An Italian scientist at the international laboratory CERN, home to the Large Hadron Collider, had his scheduled seminar on statistical imbalances between the sexes in physics canceled and his position at the laboratory revoked because he suggested that apparent inequities might not be directly due to sexism. A group of linguistics students initiated a public petition asking that the psychologist Steven Pinker be stripped of his position as a Linguistics Society of America Fellow for such offenses as tweeting a New York Times article they disapproved of.
As ideological encroachment corrupts scientific institutions, one might wonder why more scientists aren’t defending the hard sciences from this intrusion. The answer is that many academics are afraid, and for good reason. They are hesitant to disagree with scientific leadership groups, and they see what has happened to scientists who do. They see how researchers lose funding if they can’t justify how their research programs will explicitly combat claimed systemic racism or sexism, a requirement for scientific proposals now being applied by granting agencies.
Whenever science has been corrupted by falling prey to ideology, scientific progress suffers. This was the case in Nazi Germany, the Soviet Union—and in the U.S. in the 19th century when racist views dominated biology, and during the McCarthy era, when prominent scientists like Robert Oppenheimer were ostracized for their political views. To stem the slide, scientific leaders, scientific societies and senior academic administrators must publicly stand up not only for free speech in science, but for quality, independent of political doctrine and divorced from the demands of political factions.
Mr. Krauss a theoretical physicist, is president of the Origins Project Foundation and author of “The Physics of Climate Change,” forthcoming in January.
To date, voters have heard almost nothing about the candidates’ differences. That began to change this week, with a contrast of the sort that could redefine this race. On Tuesday Mr. Biden released his $2 trillion climate-change plan—one of the few times he’s produced a detail on anything. It is radical—no surprise, since it is the product of a task force co-chaired by Rep. Alexandria Ocasio-Cortez. Mr. Biden vows to outlaw all use of coal and natural gas to generate electricity within 15 years. He’d ban oil and gas production on federal land and offshore.
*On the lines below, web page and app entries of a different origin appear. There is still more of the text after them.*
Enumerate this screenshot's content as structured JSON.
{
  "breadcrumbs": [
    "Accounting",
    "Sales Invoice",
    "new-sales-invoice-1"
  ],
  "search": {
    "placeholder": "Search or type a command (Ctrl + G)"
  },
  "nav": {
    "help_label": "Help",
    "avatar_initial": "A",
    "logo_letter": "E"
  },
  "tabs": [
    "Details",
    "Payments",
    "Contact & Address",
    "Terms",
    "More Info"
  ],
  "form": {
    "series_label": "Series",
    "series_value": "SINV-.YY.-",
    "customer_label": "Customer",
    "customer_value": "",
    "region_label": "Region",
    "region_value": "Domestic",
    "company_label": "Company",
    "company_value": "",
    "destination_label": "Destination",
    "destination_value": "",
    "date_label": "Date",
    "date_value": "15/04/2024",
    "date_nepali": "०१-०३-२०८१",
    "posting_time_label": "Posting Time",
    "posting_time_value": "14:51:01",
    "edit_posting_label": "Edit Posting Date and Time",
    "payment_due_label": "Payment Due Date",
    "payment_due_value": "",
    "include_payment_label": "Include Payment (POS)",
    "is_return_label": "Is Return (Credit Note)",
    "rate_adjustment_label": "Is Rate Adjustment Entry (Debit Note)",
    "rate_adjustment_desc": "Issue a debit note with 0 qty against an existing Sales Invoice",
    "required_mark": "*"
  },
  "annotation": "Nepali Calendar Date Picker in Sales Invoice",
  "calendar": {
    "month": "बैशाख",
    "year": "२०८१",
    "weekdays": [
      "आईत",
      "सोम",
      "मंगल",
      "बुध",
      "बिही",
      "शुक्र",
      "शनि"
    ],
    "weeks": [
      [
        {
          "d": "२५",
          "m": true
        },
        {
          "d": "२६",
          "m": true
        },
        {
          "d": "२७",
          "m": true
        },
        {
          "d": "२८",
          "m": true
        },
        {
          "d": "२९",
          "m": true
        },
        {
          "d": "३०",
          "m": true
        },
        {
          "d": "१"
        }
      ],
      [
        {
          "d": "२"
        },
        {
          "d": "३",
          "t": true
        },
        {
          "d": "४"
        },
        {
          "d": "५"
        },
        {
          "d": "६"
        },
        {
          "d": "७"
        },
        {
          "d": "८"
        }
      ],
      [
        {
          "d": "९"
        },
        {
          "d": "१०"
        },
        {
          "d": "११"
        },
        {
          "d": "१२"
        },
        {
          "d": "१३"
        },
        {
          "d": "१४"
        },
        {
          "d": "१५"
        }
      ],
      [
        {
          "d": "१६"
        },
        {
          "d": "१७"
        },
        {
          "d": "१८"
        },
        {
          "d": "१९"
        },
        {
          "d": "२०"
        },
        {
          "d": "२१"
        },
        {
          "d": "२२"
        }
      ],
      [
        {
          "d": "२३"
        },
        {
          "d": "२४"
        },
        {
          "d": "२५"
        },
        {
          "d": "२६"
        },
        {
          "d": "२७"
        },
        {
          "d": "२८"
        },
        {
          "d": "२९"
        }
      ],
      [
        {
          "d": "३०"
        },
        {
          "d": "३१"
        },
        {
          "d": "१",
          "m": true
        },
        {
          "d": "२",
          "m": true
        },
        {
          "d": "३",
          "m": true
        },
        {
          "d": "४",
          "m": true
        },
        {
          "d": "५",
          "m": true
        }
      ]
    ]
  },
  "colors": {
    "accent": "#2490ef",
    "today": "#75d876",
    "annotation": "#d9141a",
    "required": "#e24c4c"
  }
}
He’d drive to “zero emissions” cars. He’d apply “aggressive” new “appliance- and building efficiency standards.” He’d create a new “Environmental and Climate Justice Division” of the Justice Department to mete out “jail time” to corporate officials whose businesses “continue to pollute” communities.
If you need a new dishwasher, there is no better time to buy.